What you will do
In full and without alteration, print the entries.

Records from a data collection
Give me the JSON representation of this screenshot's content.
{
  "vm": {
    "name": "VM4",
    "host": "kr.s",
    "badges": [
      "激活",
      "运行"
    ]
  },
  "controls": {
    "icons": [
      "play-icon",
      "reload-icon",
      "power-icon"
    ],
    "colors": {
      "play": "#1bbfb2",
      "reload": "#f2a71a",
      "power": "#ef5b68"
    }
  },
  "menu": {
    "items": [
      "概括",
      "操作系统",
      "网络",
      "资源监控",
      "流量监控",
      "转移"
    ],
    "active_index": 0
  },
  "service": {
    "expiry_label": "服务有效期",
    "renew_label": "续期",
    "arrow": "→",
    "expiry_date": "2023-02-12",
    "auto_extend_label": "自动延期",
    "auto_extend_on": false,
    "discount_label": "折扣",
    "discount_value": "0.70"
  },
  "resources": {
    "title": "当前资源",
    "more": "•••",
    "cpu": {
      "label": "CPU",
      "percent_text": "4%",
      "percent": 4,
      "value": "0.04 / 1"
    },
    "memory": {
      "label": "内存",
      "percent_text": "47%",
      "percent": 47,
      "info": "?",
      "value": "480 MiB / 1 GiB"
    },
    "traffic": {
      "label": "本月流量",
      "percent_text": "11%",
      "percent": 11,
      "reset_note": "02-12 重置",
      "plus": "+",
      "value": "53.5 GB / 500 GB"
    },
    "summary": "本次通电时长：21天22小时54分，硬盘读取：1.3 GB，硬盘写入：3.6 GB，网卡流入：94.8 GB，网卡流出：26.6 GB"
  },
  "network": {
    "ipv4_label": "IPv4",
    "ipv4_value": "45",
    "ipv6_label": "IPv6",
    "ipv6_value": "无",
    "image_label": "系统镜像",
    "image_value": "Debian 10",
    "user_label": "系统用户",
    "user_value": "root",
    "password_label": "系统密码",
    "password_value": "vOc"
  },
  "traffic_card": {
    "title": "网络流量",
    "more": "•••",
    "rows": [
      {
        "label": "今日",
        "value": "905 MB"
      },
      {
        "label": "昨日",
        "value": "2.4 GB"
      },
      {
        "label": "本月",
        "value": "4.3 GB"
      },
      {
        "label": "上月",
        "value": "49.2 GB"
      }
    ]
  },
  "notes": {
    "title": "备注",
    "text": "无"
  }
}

Finished exercise
Give me the JSON representation of this screenshot's content.
{
  "vm": {
    "name": "VM4",
    "host": "kr.s",
    "badges": [
      "激活",
      "运行"
    ]
  },
  "controls": {
    "icons": [
      "play-icon",
      "reload-icon",
      "power-icon"
    ],
    "colors": {
      "play": "#1bbfb2",
      "reload": "#f2a71a",
      "power": "#ef5b68"
    }
  },
  "menu": {
    "items": [
      "概括",
      "操作系统",
      "网络",
      "资源监控",
      "流量监控",
      "转移"
    ],
    "active_index": 0
  },
  "service": {
    "expiry_label": "服务有效期",
    "renew_label": "续期",
    "arrow": "→",
    "expiry_date": "2023-02-12",
    "auto_extend_label": "自动延期",
    "auto_extend_on": false,
    "discount_label": "折扣",
    "discount_value": "0.70"
  },
  "resources": {
    "title": "当前资源",
    "more": "•••",
    "cpu": {
      "label": "CPU",
      "percent_text": "4%",
      "percent": 4,
      "value": "0.04 / 1"
    },
    "memory": {
      "label": "内存",
      "percent_text": "47%",
      "percent": 47,
      "info": "?",
      "value": "480 MiB / 1 GiB"
    },
    "traffic": {
      "label": "本月流量",
      "percent_text": "11%",
      "percent": 11,
      "reset_note": "02-12 重置",
      "plus": "+",
      "value": "53.5 GB / 500 GB"
    },
    "summary": "本次通电时长：21天22小时54分，硬盘读取：1.3 GB，硬盘写入：3.6 GB，网卡流入：94.8 GB，网卡流出：26.6 GB"
  },
  "network": {
    "ipv4_label": "IPv4",
    "ipv4_value": "45",
    "ipv6_label": "IPv6",
    "ipv6_value": "无",
    "image_label": "系统镜像",
    "image_value": "Debian 10",
    "user_label": "系统用户",
    "user_value": "root",
    "password_label": "系统密码",
    "password_value": "vOc"
  },
  "traffic_card": {
    "title": "网络流量",
    "more": "•••",
    "rows": [
      {
        "label": "今日",
        "value": "905 MB"
      },
      {
        "label": "昨日",
        "value": "2.4 GB"
      },
      {
        "label": "本月",
        "value": "4.3 GB"
      },
      {
        "label": "上月",
        "value": "49.2 GB"
      }
    ]
  },
  "notes": {
    "title": "备注",
    "text": "无"
  }
}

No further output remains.